:: Exercise material

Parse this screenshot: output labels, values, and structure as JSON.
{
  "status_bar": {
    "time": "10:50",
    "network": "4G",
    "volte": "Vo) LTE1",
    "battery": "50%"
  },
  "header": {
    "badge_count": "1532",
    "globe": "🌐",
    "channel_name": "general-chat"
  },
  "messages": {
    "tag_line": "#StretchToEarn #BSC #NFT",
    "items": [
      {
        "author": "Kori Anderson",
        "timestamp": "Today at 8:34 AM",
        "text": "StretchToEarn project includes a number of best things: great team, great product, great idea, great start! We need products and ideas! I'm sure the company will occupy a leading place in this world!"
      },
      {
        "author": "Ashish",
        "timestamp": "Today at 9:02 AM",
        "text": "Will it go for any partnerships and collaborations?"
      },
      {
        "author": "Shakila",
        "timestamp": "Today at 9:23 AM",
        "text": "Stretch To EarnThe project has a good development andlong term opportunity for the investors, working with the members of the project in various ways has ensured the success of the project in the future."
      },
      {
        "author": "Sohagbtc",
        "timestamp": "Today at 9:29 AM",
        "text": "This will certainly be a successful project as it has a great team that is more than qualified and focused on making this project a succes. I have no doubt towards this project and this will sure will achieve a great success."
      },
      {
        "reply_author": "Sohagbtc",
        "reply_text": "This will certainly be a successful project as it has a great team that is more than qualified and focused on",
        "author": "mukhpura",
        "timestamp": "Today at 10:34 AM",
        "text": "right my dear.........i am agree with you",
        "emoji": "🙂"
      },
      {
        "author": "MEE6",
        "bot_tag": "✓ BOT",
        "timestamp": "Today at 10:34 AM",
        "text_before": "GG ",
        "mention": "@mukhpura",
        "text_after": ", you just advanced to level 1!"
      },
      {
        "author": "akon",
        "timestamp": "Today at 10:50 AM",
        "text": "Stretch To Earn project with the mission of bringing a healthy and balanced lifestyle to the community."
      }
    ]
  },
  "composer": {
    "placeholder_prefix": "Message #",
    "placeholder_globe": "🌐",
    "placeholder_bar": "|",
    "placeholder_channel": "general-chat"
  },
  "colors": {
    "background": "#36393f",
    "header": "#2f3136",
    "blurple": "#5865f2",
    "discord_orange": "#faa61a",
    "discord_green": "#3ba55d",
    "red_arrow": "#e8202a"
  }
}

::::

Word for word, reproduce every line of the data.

Parse this screenshot: output labels, values, and structure as JSON.
{
  "status_bar": {
    "time": "10:50",
    "network": "4G",
    "volte": "Vo) LTE1",
    "battery": "50%"
  },
  "header": {
    "badge_count": "1532",
    "globe": "🌐",
    "channel_name": "general-chat"
  },
  "messages": {
    "tag_line": "#StretchToEarn #BSC #NFT",
    "items": [
      {
        "author": "Kori Anderson",
        "timestamp": "Today at 8:34 AM",
        "text": "StretchToEarn project includes a number of best things: great team, great product, great idea, great start! We need products and ideas! I'm sure the company will occupy a leading place in this world!"
      },
      {
        "author": "Ashish",
        "timestamp": "Today at 9:02 AM",
        "text": "Will it go for any partnerships and collaborations?"
      },
      {
        "author": "Shakila",
        "timestamp": "Today at 9:23 AM",
        "text": "Stretch To EarnThe project has a good development andlong term opportunity for the investors, working with the members of the project in various ways has ensured the success of the project in the future."
      },
      {
        "author": "Sohagbtc",
        "timestamp": "Today at 9:29 AM",
        "text": "This will certainly be a successful project as it has a great team that is more than qualified and focused on making this project a succes. I have no doubt towards this project and this will sure will achieve a great success."
      },
      {
        "reply_author": "Sohagbtc",
        "reply_text": "This will certainly be a successful project as it has a great team that is more than qualified and focused on",
        "author": "mukhpura",
        "timestamp": "Today at 10:34 AM",
        "text": "right my dear.........i am agree with you",
        "emoji": "🙂"
      },
      {
        "author": "MEE6",
        "bot_tag": "✓ BOT",
        "timestamp": "Today at 10:34 AM",
        "text_before": "GG ",
        "mention": "@mukhpura",
        "text_after": ", you just advanced to level 1!"
      },
      {
        "author": "akon",
        "timestamp": "Today at 10:50 AM",
        "text": "Stretch To Earn project with the mission of bringing a healthy and balanced lifestyle to the community."
      }
    ]
  },
  "composer": {
    "placeholder_prefix": "Message #",
    "placeholder_globe": "🌐",
    "placeholder_bar": "|",
    "placeholder_channel": "general-chat"
  },
  "colors": {
    "background": "#36393f",
    "header": "#2f3136",
    "blurple": "#5865f2",
    "discord_orange": "#faa61a",
    "discord_green": "#3ba55d",
    "red_arrow": "#e8202a"
  }
}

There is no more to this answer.